“But, I needed a job in climate. So, I known as my dad who requested me, `Have you accomplished all this work for a job in sports activities or in climate?’ I answered, `Weather.’ He replied, `There’s your reply.’ So, I mentioned no to the job supply. The subsequent week, the identical information director in Yuma known as me and supplied me a job doing climate.”
Scott spent a yr working as a TV weathercaster in Yuma, adopted by a yr in Tucson, earlier than arriving at KUSI in the summertime of 1992, initially sporting bow ties on the air. According to Scott mentioned, “The bow ties began as a result of Bob Dale wore bow ties (Dale, 1925-2008, was TV weathercaster in San Diego for many years).
“Bob was an idol of mine,” mentioned Scott. “I figured if bow ties labored for Bob Dale, then they’d work for me. Before he handed away, he gave me a few of his bow ties.”
Over the years, Scott estimates he has produced between 4,000 and 5,000 “World of Wonder” segments on numerous nature-related matters. He additionally spent three years producing and internet hosting “More of the Wild,” an animal collection with San Diego Zoo’s Joan Embery.
“Joan was nice to work with,” mentioned Scott. “It is wonderful how animals reply to her. She has a magical present with animals.”
In 1997, Scott accomplished his certification in broadcast meteorology from Mississippi State University. The following yr, he graduated with a bachelor’s diploma in geosciences with the emphasis in meteorology from MSU. In January 2001, he was awarded a seal of approval in broadcast meteorology from the American Meteorological Society (AMS).
“It took a number of years of arduous work to get that AMS seal,” Scott mentioned. “I’m very pleased with it as a result of I used to be working full time whereas going to faculty.”
Scott recollects his interviews with well-known celebrities have included Robin Williams, Carol Channing and Neil Armstrong. “But essentially the most wonderful folks I’ve met have been the on a regular basis folks of San Diego, particularly the heroes in our army and Pearl Harbor survivors, corresponding to Stu Headley and Ray Chavez,” Scott mentioned. “I used to be lucky to interview Stu and Ray a variety of occasions. It is necessary to remind everybody how our army service women and men have sacrificed for the freedoms now we have in our nation.”
Scott is presently a member of a band that performs weekly at a number of restaurant venues in San Diego County. He may be reached for bookings at [email protected].
“It’s arduous to imagine how briskly 30 years goes by,” Scott mentioned. “I’m so grateful to the McKinnon household (homeowners of KUSI), my KUSI household and changing into a part of everyone’s household watching at dwelling.

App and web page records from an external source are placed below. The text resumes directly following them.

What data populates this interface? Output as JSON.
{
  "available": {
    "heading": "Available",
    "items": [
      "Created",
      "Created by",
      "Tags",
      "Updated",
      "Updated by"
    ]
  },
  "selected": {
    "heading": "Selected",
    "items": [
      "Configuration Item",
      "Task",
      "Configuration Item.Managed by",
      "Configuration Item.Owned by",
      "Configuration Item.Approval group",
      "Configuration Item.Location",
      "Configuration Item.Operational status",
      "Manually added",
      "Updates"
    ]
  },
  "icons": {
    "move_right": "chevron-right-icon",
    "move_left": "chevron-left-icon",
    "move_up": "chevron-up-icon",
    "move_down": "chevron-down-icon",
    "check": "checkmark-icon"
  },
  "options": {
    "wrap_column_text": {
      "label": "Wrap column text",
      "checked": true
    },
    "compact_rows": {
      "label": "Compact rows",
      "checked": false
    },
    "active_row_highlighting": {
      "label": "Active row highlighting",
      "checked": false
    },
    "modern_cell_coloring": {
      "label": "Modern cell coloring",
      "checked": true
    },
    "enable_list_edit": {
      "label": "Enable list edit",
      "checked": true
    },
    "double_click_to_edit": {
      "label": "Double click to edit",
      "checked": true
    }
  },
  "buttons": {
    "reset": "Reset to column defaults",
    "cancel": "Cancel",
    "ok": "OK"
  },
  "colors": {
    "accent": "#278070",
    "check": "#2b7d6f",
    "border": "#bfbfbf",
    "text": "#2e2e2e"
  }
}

But, all the celebrities have aligned to say that it’s time for me to transfer on.”
KPBS to Unveil New Name of Renovated Building
KPBS, San Diego’s Public Broadcasting Service and National Public Radio associates, will announce a brand new title and unveil signage for its renovated constructing at San Diego State University at a press convention on Tuesday morning, March 29.

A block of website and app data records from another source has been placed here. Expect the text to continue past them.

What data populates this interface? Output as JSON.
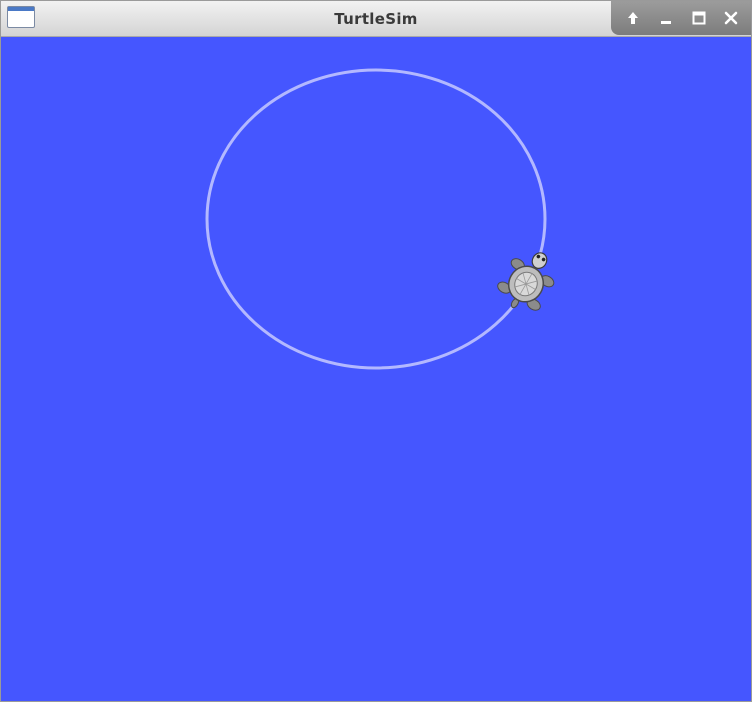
{
  "window": {
    "title": "TurtleSim",
    "background_color": "#4556ff",
    "pen_color": "#b3b8ff",
    "icons": [
      "app-window-icon",
      "shade-up-icon",
      "minimize-icon",
      "maximize-icon",
      "close-icon"
    ]
  }
}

Construction on the constructing at 5200 Campanile Drive has been underway since November 2020. In 2017, KPBS launched its “Building on Trust” fundraising marketing campaign with donations earmarked for increasing the constructing by roughly 12,000 sq. ft, renovating some present area, upgrading technical gear and investing in future funding for programming and expertise.
Announced donors to the marketing campaign have included $8 million from The Conrad Prebys Foundation and $5 million from Carol Vassiliadis, the most important present in KPBS historical past from a dwelling particular person. The $85 million capital marketing campaign is the most important marketing campaign in KPBS’ historical past, a spokesperson mentioned.
In an announcement to Times of San Diego, Nancy Worlie, KPBS interim basic supervisor, mentioned, “We’ve been quietly fundraising for this necessary mission since 2017. On prime of that, we weren’t ready to have a groundbreaking occasion due to the pandemic. But now we’re about eight months away from completion and our pleasure can’t be contained for much longer. For practically 62 years, KPBS has served the general public. This constructing represents the bodily manifestation of that public service mission. Front and heart is a Community Engagement heart, and our foyer is open and welcoming like the remainder of the area. I’m so excited to share KPBS’ dwelling with the neighborhood and all that it represents for our future.”
KPBS mentioned the Building on Trust marketing campaign will transfer to a public section this summer time, when KPBS members and most people might be invited to donate to the marketing campaign.
Heather Milne Barger, KPBS director of communications, confirmed that scheduled audio system on the Tuesday press convention will embrace: Worlie, interm KPBS GM; Adela de la Torre, president, San Diego State University; Grant Oliphant, CEO, The Conrad Prebys Foundation.
After building is accomplished in early 2023, Milne Barger mentioned an open home occasion for the general public with constructing excursions might be scheduled.
Pizza by Fox 5’s Heather Lake Added to Sammy’s Menu
KSWB Fox 5 San Diego morning reporter Heather Lake concocted the successful pizza recipe in a latest pizza-making problem organized by San Diego-based Sammy’s Woodfired Pizza restaurant chain.
Lake’s successful “Hot Honey” pizza consists of all-natural pepperoni, prosciutto, bell peppers, pink onions, house-made tomato sauce and spicy honey. The dish has been added to the spring menu in any respect seven Sammy’s eating places.
The pizza problem, held on National Pizza Day in February, was judged by Pam Kragen, eating and options reporter for The San Diego Union-Tribune, Mia Stefanko, co-publisher of Ranch & Coast Magazine and Sami Ladeki, Sammy’s founder.
As a part of her victory, Lake’s designated charity acquired a $5,000 donation. She chosen the Monarch School, a public faculty that serves 300 homeless college students from kindergarten by twelfth grades.
Other pizza problem opponents included Jenny Milkowski of KUSI-TV, Eric Kahnert of KFMB-TV, Blas Galindo of Televisa, Rick Morton of XHTZ-FM Z-90 and Geoff Alan of KHTS-FM Channel 93.3.
San Diego AMA Offers Workshops on Traffic, Nurturing
The American Marketing Association San Diego chapter will current two, in-person content material advertising and marketing workshops, each led by Frank Cowell, CEO of Digitopia.
“Drive Traffic” is the workshop theme on Tuesday, March 29 at Hera Hub in Mission Valley, 8885 Rio San Diego Dr., San Diego. Topics will embrace Google key phrases that drive measurable outcomes, a feeder content material technique to convert guests, how to interact ready-now consumers, podcast manufacturing and techniques for Linkedin and social media platforms.
“Nurturing Leads” is the workshop theme on Tuesday, April 12 at Downtown Works in Pacific Beach, 4438 Ingraham Street. Topics will embrace growing human-to-human relationships with potential clients, follow-up methods that take contacts to the following step, long-term methods for top-of-mind model consciousness and e-mail advertising and marketing ways to hold your model most popular when it’s time to purchase.
Times for each workshops are from 9 a.m. to 11:30 a.m. Cost to attend every workshop is $40 per individual. For registration data, go to sdama.org.
Rick Griffin is a San Diego-based public relations and advertising and marketing marketing consultant. His MarketInokay column seems weekly on Mondays in Times of San Diego.